■ **DESCRIPTION OF THE TASK**
Look through the material below for "updated". Copy every line that contains it.

■ **RECORDS SHOWN**

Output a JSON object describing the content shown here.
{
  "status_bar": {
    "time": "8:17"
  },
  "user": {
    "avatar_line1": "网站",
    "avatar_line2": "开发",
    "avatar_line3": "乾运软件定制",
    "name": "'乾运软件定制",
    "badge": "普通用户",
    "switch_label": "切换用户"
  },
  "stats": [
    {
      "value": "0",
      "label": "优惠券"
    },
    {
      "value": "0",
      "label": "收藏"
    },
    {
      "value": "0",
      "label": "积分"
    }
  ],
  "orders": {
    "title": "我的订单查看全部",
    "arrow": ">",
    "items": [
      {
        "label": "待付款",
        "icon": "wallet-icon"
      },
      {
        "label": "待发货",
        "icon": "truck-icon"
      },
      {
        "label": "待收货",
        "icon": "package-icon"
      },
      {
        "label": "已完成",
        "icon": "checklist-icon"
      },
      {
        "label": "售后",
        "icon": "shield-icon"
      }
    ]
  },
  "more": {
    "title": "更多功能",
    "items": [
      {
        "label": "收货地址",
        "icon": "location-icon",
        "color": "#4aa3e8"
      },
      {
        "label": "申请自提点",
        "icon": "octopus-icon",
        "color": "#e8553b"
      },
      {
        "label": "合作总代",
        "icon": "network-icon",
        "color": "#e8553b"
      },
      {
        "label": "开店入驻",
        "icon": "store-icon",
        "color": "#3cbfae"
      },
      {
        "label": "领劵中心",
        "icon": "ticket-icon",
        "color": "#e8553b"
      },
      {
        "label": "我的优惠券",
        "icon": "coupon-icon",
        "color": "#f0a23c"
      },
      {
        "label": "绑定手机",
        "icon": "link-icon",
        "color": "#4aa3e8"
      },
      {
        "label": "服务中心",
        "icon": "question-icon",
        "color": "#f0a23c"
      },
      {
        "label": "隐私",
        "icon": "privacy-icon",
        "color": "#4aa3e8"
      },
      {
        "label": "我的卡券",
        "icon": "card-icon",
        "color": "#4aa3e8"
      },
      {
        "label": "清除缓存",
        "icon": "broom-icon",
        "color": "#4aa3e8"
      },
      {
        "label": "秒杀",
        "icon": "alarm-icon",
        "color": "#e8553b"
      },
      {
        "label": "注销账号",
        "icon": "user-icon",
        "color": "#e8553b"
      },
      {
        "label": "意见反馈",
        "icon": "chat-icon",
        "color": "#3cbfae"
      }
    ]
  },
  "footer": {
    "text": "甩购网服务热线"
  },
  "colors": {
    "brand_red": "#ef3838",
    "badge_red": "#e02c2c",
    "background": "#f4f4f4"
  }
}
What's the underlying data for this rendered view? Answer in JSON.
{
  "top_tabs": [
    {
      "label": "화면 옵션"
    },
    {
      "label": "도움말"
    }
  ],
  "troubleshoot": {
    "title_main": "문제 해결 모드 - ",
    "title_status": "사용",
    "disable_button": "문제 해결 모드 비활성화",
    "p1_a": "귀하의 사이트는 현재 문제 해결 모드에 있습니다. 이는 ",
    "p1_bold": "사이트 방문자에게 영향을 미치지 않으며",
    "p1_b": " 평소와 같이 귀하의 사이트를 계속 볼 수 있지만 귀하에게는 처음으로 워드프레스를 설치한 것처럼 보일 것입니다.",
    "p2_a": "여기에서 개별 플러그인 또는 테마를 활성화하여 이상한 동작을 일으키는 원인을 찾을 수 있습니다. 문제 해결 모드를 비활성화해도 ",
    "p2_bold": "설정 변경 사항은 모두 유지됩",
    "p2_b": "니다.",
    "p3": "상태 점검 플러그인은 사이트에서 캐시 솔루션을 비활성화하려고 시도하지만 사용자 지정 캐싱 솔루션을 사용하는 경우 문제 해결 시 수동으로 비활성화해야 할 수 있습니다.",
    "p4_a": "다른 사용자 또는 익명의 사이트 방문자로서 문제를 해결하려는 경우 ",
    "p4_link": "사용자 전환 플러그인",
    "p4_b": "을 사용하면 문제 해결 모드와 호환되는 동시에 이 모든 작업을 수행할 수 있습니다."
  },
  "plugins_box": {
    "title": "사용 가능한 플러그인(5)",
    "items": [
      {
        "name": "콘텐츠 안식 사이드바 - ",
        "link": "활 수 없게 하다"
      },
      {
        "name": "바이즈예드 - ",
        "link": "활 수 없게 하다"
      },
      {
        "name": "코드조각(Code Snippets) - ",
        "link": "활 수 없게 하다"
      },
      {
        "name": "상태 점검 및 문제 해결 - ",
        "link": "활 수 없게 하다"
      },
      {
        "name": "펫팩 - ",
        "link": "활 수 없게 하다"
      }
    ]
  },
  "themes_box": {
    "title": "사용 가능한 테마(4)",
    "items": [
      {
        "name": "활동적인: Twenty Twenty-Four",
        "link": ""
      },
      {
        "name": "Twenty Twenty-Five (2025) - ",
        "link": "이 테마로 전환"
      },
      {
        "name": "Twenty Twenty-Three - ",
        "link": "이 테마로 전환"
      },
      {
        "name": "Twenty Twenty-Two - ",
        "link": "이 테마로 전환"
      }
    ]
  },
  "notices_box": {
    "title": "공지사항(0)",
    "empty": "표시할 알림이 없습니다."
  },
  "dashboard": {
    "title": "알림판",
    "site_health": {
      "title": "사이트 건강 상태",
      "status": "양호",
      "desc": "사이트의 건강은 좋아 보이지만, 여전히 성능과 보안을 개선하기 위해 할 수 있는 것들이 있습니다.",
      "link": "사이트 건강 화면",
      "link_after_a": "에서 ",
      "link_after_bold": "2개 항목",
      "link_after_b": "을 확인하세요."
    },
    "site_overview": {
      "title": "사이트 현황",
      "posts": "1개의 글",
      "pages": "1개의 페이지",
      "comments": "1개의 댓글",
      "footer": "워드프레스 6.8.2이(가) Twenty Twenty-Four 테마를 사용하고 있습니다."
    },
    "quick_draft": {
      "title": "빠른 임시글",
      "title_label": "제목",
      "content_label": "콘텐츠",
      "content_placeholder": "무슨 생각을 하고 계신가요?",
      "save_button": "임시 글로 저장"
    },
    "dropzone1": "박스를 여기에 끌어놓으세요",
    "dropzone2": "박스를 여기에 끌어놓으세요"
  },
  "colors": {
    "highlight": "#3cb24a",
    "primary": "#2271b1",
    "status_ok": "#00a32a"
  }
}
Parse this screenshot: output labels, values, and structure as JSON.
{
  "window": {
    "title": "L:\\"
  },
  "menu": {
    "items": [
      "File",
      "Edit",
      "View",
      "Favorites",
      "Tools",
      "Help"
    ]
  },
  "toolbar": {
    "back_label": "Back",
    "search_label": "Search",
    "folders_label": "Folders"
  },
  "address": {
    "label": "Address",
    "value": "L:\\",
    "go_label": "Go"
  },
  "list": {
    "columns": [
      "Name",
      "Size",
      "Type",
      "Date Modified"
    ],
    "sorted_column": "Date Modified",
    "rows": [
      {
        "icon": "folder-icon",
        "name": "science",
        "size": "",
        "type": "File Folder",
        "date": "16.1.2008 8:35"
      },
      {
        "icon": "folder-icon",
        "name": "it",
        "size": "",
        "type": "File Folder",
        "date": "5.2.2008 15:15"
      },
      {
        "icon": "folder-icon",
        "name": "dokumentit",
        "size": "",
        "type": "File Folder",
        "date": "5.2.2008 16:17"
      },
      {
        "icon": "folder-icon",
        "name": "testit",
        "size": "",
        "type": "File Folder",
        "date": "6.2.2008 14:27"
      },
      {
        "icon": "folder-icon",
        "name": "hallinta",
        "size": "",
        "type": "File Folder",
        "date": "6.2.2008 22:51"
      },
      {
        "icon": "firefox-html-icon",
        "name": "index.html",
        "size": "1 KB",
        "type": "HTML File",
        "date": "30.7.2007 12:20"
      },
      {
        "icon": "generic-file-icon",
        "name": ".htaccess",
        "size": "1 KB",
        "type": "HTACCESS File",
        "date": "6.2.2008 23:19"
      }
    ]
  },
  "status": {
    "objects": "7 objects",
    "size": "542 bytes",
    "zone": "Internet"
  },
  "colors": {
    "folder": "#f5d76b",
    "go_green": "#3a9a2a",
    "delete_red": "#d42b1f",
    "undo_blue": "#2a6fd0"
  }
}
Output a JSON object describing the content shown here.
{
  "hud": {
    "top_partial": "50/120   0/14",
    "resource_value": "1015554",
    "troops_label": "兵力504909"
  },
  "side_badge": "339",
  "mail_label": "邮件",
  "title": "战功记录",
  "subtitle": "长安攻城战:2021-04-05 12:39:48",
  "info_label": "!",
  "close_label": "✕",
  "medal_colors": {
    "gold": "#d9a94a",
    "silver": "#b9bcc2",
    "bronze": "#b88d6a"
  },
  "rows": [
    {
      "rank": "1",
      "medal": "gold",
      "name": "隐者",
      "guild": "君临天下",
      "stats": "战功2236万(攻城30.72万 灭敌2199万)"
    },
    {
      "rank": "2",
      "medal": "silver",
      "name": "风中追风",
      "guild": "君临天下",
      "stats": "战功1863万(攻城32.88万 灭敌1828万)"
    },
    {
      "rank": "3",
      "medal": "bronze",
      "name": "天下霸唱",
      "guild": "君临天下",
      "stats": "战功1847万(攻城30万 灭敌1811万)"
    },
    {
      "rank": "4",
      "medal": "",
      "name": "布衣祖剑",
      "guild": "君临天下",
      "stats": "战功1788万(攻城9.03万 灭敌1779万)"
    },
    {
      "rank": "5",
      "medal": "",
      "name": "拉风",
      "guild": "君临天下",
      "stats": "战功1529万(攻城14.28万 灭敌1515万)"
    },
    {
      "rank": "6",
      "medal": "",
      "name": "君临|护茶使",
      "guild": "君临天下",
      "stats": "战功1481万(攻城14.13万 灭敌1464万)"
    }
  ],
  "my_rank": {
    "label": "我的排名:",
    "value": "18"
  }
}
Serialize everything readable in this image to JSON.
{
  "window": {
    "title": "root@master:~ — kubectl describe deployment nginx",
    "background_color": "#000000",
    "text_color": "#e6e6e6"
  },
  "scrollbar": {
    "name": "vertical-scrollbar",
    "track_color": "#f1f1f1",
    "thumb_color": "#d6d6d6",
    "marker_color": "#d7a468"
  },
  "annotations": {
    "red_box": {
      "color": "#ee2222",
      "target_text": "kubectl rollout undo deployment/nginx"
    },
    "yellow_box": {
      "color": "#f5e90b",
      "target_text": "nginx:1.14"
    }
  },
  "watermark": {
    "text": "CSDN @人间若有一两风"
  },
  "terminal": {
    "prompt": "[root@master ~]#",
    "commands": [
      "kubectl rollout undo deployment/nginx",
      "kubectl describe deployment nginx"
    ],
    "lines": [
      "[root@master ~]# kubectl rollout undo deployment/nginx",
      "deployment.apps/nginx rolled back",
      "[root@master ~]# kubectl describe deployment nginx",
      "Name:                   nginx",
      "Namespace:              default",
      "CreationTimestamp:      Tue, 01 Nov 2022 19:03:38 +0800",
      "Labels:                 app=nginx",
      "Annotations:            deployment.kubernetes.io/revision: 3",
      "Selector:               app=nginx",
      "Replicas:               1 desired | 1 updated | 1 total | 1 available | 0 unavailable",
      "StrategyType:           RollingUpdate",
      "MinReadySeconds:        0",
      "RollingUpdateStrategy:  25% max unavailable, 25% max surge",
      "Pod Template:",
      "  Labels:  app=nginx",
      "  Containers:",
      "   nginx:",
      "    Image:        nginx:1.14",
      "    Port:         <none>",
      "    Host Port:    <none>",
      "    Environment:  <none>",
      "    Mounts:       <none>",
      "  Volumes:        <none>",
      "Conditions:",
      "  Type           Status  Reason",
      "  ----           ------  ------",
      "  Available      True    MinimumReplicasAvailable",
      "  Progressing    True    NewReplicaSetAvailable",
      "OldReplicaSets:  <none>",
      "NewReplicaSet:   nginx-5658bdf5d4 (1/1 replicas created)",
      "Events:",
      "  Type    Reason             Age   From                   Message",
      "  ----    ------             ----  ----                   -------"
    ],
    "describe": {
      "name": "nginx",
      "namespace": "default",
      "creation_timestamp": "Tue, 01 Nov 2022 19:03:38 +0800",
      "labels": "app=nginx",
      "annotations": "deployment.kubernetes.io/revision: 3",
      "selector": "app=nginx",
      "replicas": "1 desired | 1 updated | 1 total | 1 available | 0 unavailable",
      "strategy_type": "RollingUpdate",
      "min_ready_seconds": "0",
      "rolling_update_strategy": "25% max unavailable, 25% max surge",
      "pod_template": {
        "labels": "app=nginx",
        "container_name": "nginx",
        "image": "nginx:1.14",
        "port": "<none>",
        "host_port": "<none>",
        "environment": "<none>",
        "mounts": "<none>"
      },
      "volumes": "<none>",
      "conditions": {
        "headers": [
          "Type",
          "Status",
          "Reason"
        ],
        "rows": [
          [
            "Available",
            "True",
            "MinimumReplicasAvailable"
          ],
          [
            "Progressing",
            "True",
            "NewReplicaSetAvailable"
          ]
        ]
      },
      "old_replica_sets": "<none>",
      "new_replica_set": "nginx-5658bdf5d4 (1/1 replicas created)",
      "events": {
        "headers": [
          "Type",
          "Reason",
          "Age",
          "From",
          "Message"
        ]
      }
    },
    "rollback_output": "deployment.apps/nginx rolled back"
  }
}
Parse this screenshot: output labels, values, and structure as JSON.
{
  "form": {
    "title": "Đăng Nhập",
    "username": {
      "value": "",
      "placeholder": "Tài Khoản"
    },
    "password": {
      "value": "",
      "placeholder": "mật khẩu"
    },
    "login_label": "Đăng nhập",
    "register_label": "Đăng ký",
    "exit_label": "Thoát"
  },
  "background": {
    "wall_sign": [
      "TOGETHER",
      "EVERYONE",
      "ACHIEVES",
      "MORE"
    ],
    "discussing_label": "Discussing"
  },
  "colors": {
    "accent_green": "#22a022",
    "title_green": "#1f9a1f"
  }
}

■ **PROBLEM SOLUTION**
      "Replicas:               1 desired | 1 updated | 1 total | 1 available | 0 unavailable",
      "replicas": "1 desired | 1 updated | 1 total | 1 available | 0 unavailable",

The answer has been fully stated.